- Manage your stress level. One way to help reduce stress is by planning ahead and organizing your day. Another way is to allow more time to relax. And if you’re caught in a stressful situation, consider stepping back.
- Go hot or cold. Applying heat or ice — whichever you prefer — to sore muscles, may ease a tension headache. For heat, use a heating pad set on low, a hot-water bottle, a warm compress or a hot towel. A hot bath or shower also may help. For cold, wrap ice, an ice pack or frozen vegetables in a cloth to protect your skin.
- Perfect your posture. Good posture can help keep your muscles from tensing. When standing, hold your shoulders back and your head level. Pull in your abdomen and buttocks. When sitting, make sure your thighs are parallel to the ground and your head isn’t slumped forward.
The following nontraditional therapies may help if you have tension headache pain:
- Acupuncture. Acupuncture may provide temporary relief from chronic headache pain. Acupuncture practitioners treat you using extremely thin, disposable needles that generally cause little pain or discomfort. The American Academy of Medical Acupuncture website provides referrals to medical doctors who use acupuncture in their practices.
- Massage. Massage can help reduce stress and relieve tension. It’s especially effective for relieving tight, tender muscles in the back of your head, neck and shoulders. For some people, it may also provide relief from headache pain.
- Deep breathing, biofeedback and behavior therapies. A variety of relaxation therapies are useful in coping with tension headache, including deep breathing and biofeedback.
Coping and support
Living with chronic pain can be difficult. Chronic pain can make you anxious or depressed and affect your relationships, your productivity and the quality of your life.
Here are some suggestions:
- Talk to a counselor or therapist. Talk therapy may help you cope with the effects of chronic pain.

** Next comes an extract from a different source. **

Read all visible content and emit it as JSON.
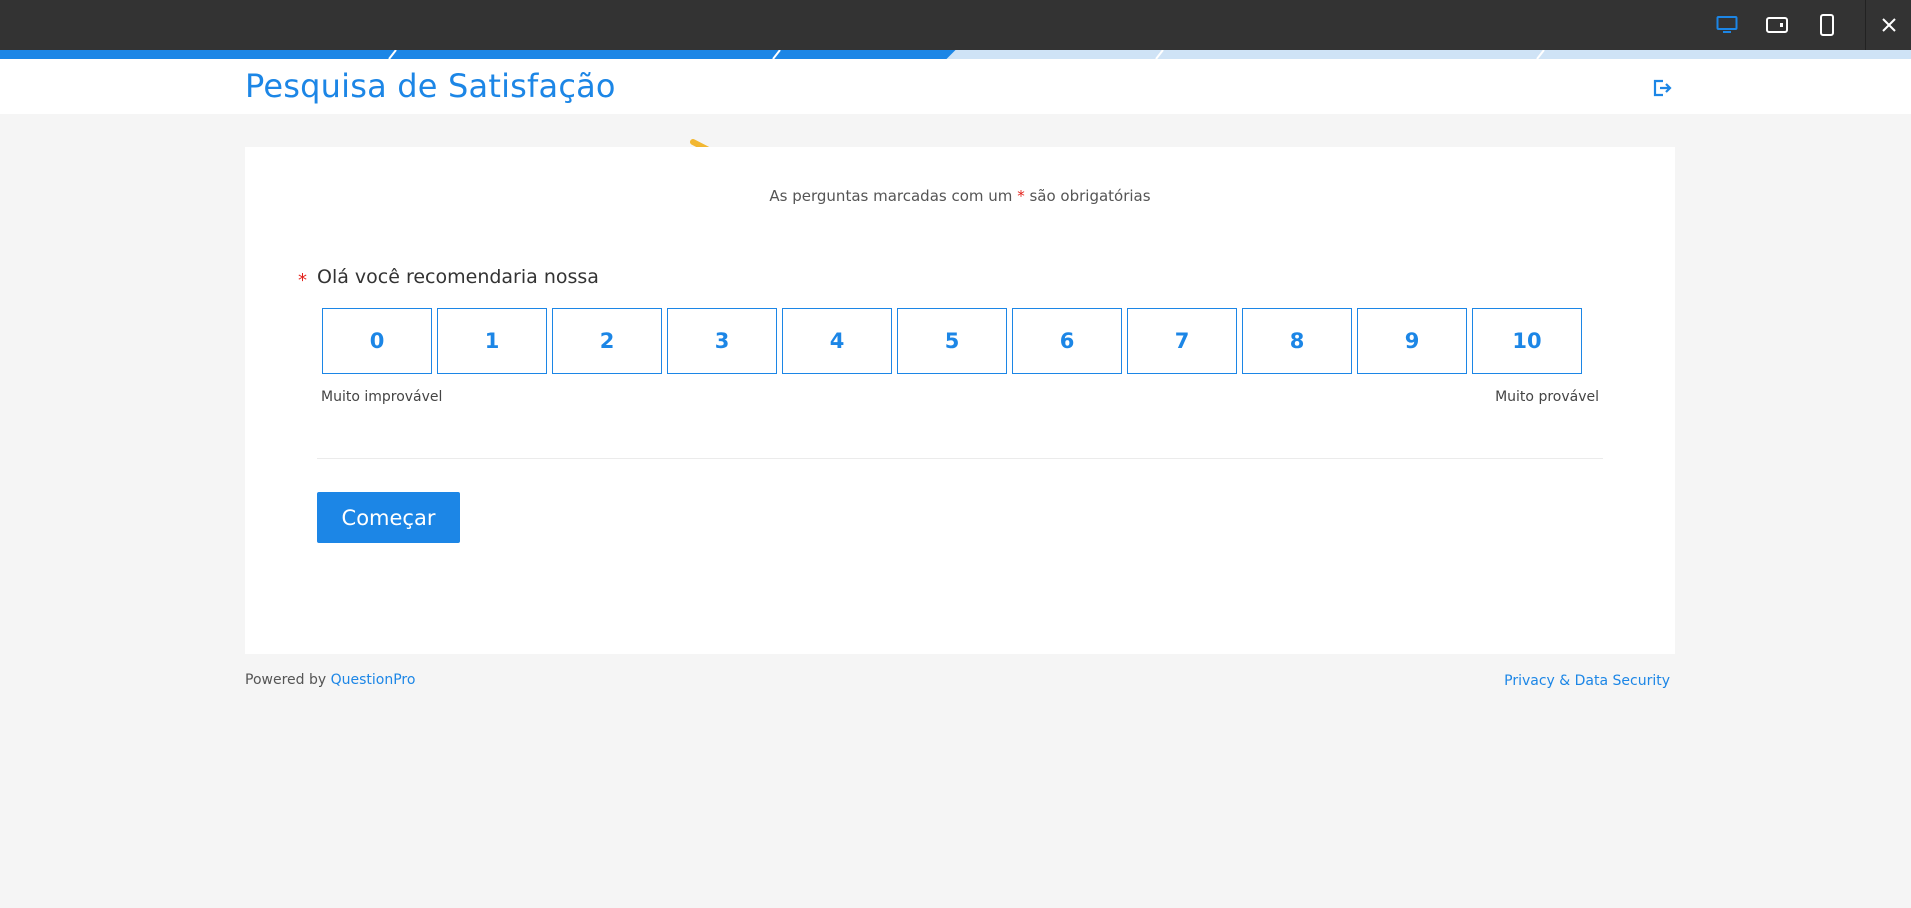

- Join a support group. Support groups can be good sources of information. Group members often know about the latest treatments. Your doctor may be able to recommend a group in your area.
In addition to regular exercise, techniques such as biofeedback training and relaxation therapy can help reduce stress.

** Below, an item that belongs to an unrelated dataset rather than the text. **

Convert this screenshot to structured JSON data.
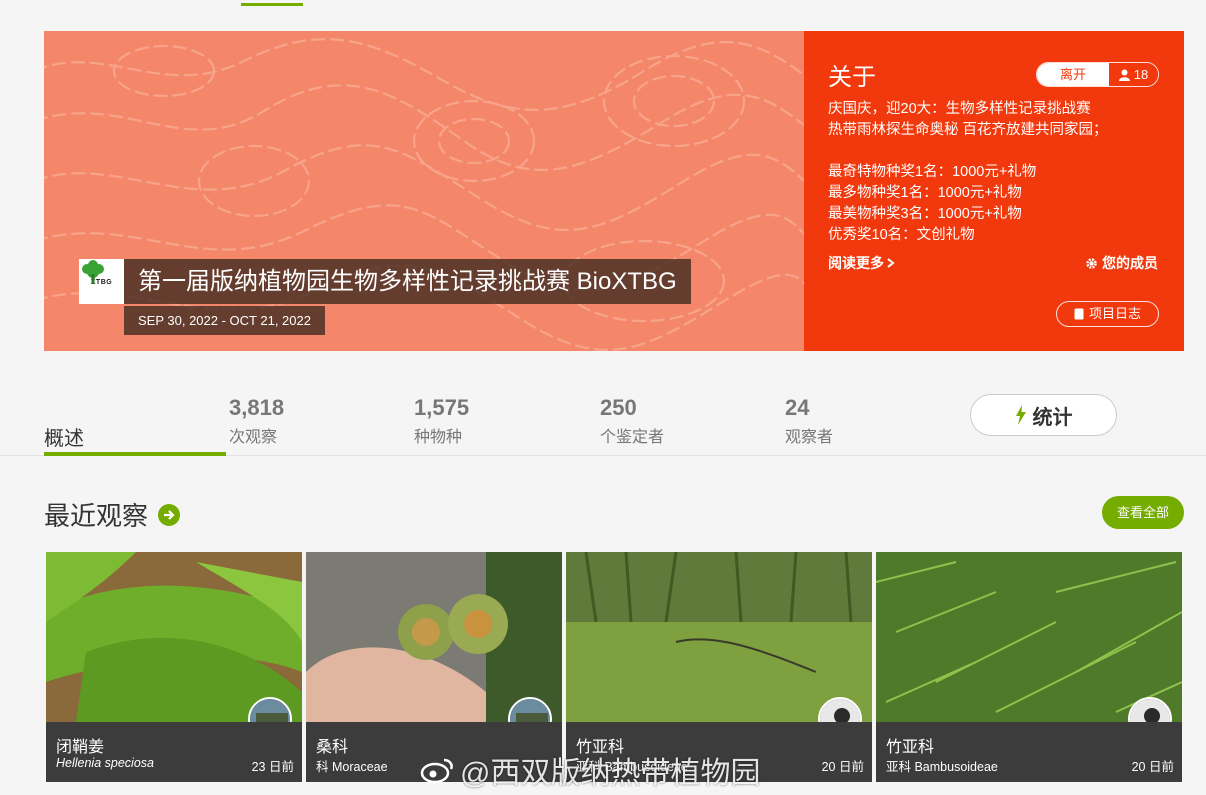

- Biofeedback training. This technique teaches you to control certain body responses that help reduce pain. During a biofeedback session, you’re connected to devices that monitor and give you feedback on body functions such as muscle tension, heart rate and blood pressure. You then learn how to reduce muscle tension and slow your heart rate and breathing yourself.
- Cognitive behavioral therapy. This type of talk therapy may help you learn to manage stress and may help reduce the frequency and severity of your headaches.
- Other relaxation techniques. Anything that helps you relax, including deep breathing, yoga, meditation and progressive muscle relaxation, may help your headaches. You can learn relaxation techniques in classes or at home using books or tapes.
Using medications in conjunction with stress management techniques may be more effective than is either treatment alone in reducing your tension headaches.
Additionally, living a healthy lifestyle may help prevent headaches:
- Get enough, but not too much sleep.
- Don’t smoke.
- Exercise regularly.
- Eat regular, balanced meals.
- Drink plenty of water.
- Limit alcohol, caffeine and sugar.